Tech Select Series: Evaluating Vendor Proposals

Welcome to the latest post in RSG's "Real Story Vendor Procurement" (RSVP) best practice series.

Last time I reviewed the mechanics of answering bidder questions. In this segment, let's talk about evaluating vendor proposals. Reading through all the long documents can feel like a slog, but it's an important part of the process. For larger, more complex projects, necessarily you're going to be getting some longer proposal documents back in return, and you'll need time to review those carefully.

We often recommend that you have your team members go off site, maybe work from home or block off time for a couple of days to focus on reviewing the proposals.

Team Member Advice

Don't read passively; instead read critically. If you have a printout for example, have a red pen and mark it up as you go along, or if you're reading on the screen, then mark up the document digitally as you go along. Either way, have your evaluation template open so you can write up strengths and weaknesses of each proposal.

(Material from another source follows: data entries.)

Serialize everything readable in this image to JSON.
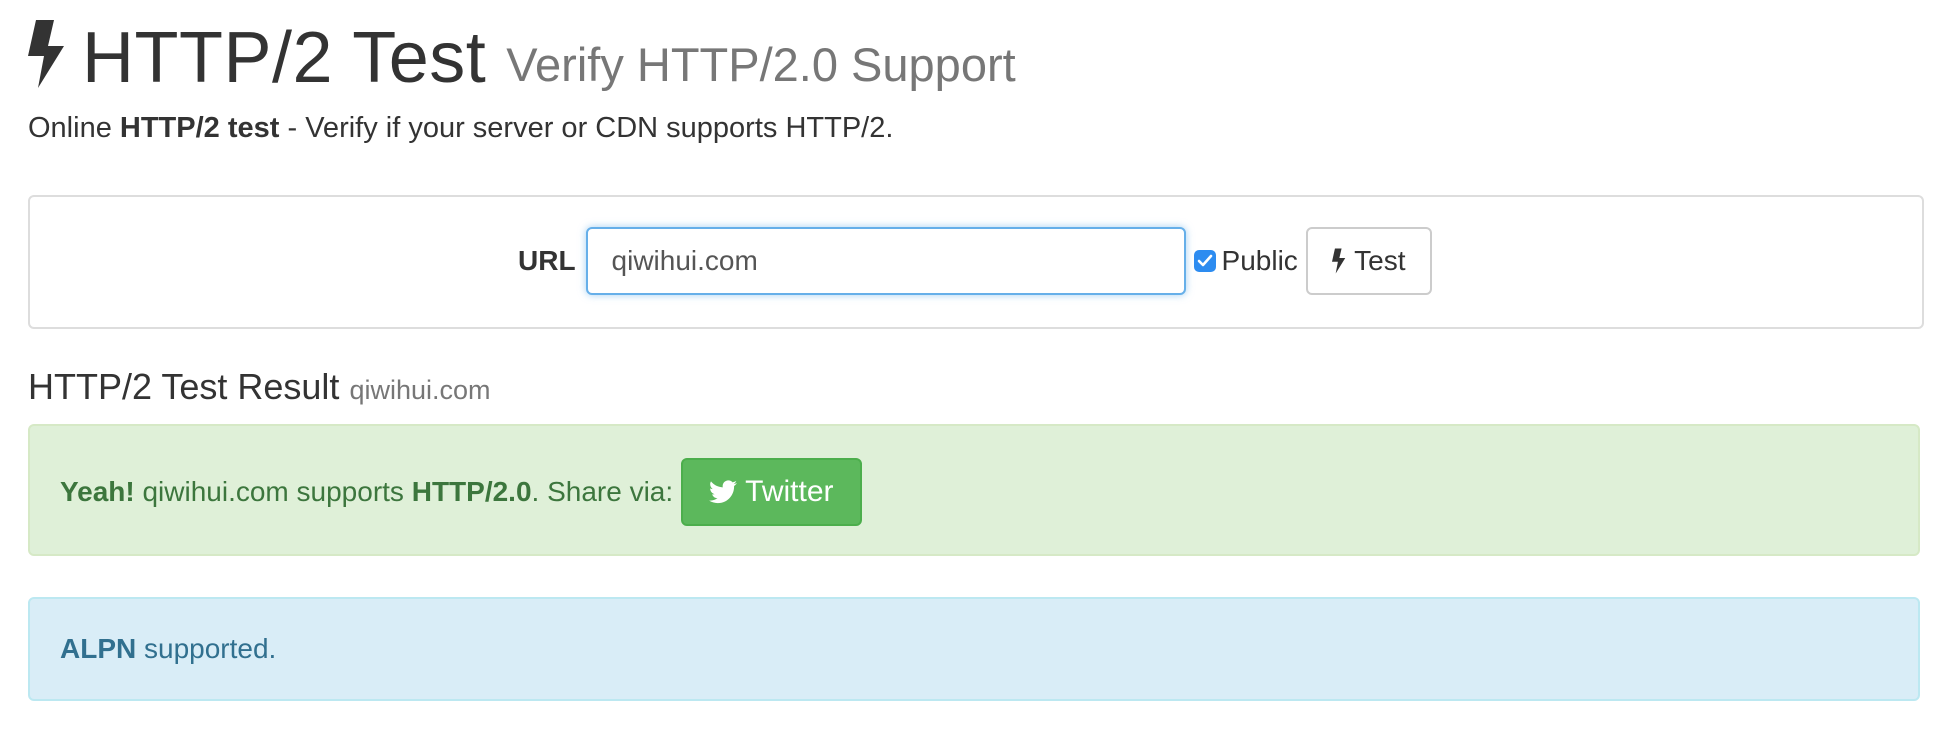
{
  "header": {
    "title": "HTTP/2 Test",
    "subtitle": "Verify HTTP/2.0 Support",
    "icon": "bolt-icon"
  },
  "lead": {
    "prefix": "Online ",
    "bold": "HTTP/2 test",
    "suffix": " - Verify if your server or CDN supports HTTP/2."
  },
  "form": {
    "url_label": "URL",
    "url_value": "qiwihui.com",
    "public_label": "Public",
    "public_checked": true,
    "test_button_label": "Test",
    "accent_color": "#66afe9"
  },
  "result": {
    "title": "HTTP/2 Test Result",
    "host": "qiwihui.com",
    "success": {
      "exclaim": "Yeah!",
      "text_before": " qiwihui.com supports ",
      "protocol": "HTTP/2.0",
      "text_after": ". Share via:",
      "share_button_label": "Twitter",
      "color": "#5cb85c"
    },
    "info": {
      "bold": "ALPN",
      "text": " supported."
    }
  }
}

Three things you're going to want to pay special attention to: 

  • Responses to your scenarios: Were they complete? Did they seem plausible? 
  • Core architecture that the vendor's proposing. Is it understandable? Is it complete? Is it sensible? 
  • Pricing in the budget estimate matches the technology that they're proposing on the functional side.

Sometimes vendors will propose in the details of the narrative all kinds of interesting capabilities that actually come from optional modules or other products that they haven't actually bid. This is called sandbagging, and you want to keep a special eye out for that.

One of the most important things you want to evaluate is, how well the bidder understands what you're trying to do? How familiar are they with your circumstances and your needs? Is this something that they're going to be able to do readily or is your project kind of a first in its kind for them? 

Evaluating Vendor Proposals

Final Thoughts

  • The proposal stage is a learning exercise for you. You may not have understood your requirements as well as you thought, and now you're getting proposals back that will teach you a little bit more about what it is that you really need. This is an adaptive process, so use this opportunity to make changes to your use cases for the demo round.
  • Remember, you're not actually picking the winning vendor at this phase, you're just selecting for the next step, the demo phase.

At this point, it's just a proposal. In the demo round is when you'll see the software live in action.  I'll have more to say about that in a subsequent post...

Next Steps

In RSG's evaluation research we dig into which vendors address certain standard scenarios better than others. While not always by vendor design, some products will fit better — or worse — for different use cases. No single product will fit every scenario; in fact, most tools excel at only one or two primary use cases. If you work for a large, or global, or complex enterprise, RSG's vendor evaluations are designed to address the specialized strategic considerations you face.

See for yourself by perusing a complimentary sample.

The next segment in our selection series covers How to Conduct Vendor Demos. Stay tuned...

Other Posts in the RSVP Selection Series

Establish Business Foundations

Identify Needs and Opportunities:

Conduct Market Analysis:

Communicate with Suppliers:

Try Before You Buy:

  • Conducting Demos (coming next week)
  • Filter to Final Lists (coming later)
  • Run of Competitive Proof of Concepts (coming later)

Make the Right Choice

  • Pilot Solution (coming later)
  • Negotiating Pricing and Contracts (coming later)

What's Next

  • Implementation (coming later)

Other Customer Relationship Management posts

The Real Story on SugarCRM

It becomes as less suitable platform, at least on its own, if you need advanced capabilities in specific areas